Increasingly, smart streetlights containing inbuilt CCTV are being rolled out across cities. Most of these streetlights also have new remote dimming options, so they slip through under the guise of being the environmentally friendly option. What does it mean if the goal of abating light pollution suddenly corresponds with the agendas of police departments?
The proliferation of streetlights is in part driven by a deeply rooted nyctophobia – fear of the night – which, as the novelist Jun’ichirō Tanizaki famously noted, is endemic to the Western world in particular. As a child, I had an intense fear of the dark. It seemed to me that the room would come alive when the light went out; a familiar space was suddenly intensely unfamiliar and – I presumed – teeming with monsters.
I never really grew out of this fear. Once, I got lost on a hike and found myself in a forest after the sun had set. I spent the few hours before I found the road again in a state of extreme terror. In every tangle of branches I saw little signs the Blair Witch had left hanging there for me.
A key turning point for my nyctophobia came in 2017, when I found myself at a festival called Sanctuary Lab. It’s held deep in the Galloway Dark Skies Park in Scotland once every two years.
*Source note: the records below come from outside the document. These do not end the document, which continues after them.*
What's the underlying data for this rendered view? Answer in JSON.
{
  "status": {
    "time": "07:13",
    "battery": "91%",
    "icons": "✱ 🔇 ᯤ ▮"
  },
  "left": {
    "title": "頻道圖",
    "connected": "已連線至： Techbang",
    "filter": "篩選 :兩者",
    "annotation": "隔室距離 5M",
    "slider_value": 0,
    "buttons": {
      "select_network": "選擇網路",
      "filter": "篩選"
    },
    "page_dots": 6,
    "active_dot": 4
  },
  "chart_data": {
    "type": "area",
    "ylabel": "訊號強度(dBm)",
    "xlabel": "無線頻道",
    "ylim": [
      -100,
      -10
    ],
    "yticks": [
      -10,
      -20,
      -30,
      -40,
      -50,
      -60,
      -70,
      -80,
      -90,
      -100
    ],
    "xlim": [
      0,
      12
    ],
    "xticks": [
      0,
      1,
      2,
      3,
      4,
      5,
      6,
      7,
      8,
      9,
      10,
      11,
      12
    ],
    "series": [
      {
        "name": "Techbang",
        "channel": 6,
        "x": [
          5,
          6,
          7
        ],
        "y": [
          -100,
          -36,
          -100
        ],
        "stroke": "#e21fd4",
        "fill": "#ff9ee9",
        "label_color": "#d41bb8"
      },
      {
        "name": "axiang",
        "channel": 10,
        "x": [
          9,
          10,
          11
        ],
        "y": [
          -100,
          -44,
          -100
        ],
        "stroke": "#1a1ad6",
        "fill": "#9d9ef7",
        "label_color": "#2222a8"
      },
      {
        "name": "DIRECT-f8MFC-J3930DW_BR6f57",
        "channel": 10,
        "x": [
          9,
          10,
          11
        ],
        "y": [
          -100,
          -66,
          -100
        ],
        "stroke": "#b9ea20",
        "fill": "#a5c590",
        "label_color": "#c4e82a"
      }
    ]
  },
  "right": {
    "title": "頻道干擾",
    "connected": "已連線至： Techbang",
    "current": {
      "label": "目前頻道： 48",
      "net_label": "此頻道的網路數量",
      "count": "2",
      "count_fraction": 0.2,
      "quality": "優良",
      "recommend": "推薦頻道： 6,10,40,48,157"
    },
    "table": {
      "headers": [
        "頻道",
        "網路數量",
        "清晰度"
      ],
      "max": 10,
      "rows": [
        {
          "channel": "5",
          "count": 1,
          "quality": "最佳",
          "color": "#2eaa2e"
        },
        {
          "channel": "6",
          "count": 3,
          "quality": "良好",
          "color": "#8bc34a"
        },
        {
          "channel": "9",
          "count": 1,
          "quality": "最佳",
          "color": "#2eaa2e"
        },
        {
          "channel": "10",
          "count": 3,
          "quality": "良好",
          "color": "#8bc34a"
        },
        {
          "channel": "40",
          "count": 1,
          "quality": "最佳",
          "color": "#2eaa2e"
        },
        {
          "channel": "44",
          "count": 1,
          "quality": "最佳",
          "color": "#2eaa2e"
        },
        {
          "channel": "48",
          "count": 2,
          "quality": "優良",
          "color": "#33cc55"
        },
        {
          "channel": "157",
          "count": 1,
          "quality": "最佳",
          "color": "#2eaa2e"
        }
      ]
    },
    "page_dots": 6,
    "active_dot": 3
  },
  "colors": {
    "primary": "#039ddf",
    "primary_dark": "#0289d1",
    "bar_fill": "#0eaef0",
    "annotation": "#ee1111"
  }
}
As well as being literally dark, Sanctuary Lab is “electronically dark” – phone lights and torches are covered with little red stickers to soften their incisiveness, and any electricity is produced on-site, off-grid.
Deprived of the light I rely on to see, I stumbled around the forest. Occasionally something small and winged would land on my leg. I heard owls in the trees, little rustlings in the bushes. If I took the red sticker off my torch it would catch on the bright eyes of spiders in the grass. For those creatures, night was not just a refuge, it was their home. “Darkness is a habitat,” Bob Mizon, a prominent Dark Skies Campaigner, once told me. “It is a temporal habitat that sweeps each night across the globe.”
The following year, in London, I lived close to a particularly dark portion of the River Lea. Before my trip to Galloway, the towpath – along which I had to cycle on my way home from work at a river-barge restaurant – would have terrified me; I would have imagined only human presences lurking in the bushes, men who would jump out and spear-tackle me into the river or pull me into the darkness with them.
I still feared these men, but now I also thought of the wood mice and the red foxes, the pipistrelle bats with their squat little faces, and the moths they plucked from the air.
In ‘Purity and Danger’, the anthropologist Mary Douglas famously defined dirt as “matter out of place”. One person’s refuge is another person’s exposure; one creature’s pollution is another creature’s necessity.
The concept of light pollution doesn’t really bring us any closer to resolving the deeply complex ways in which light transforms space and time in different ways for different beings. But it might help us understand the way in which, as journalist Ed Yong writes, every animal – including the human animal – “is enclosed within its own sensory bubble, perceiving but a tiny sliver of an immense world”.
About the contributors
Lauren Collee is a writer and PhD student at Goldsmiths, University of London, where her project examines the cultural politics of illumination. Her work has been published in The Baffler, LA Review of Books, Real Life Magazine, The Chicago Review, Public Domain Review, and more.
Steven is a photographer at Wellcome. His photography takes inspiration from the museum’s rich and varied collections. He enjoys collaborating on creative projects and taking them to imaginative places.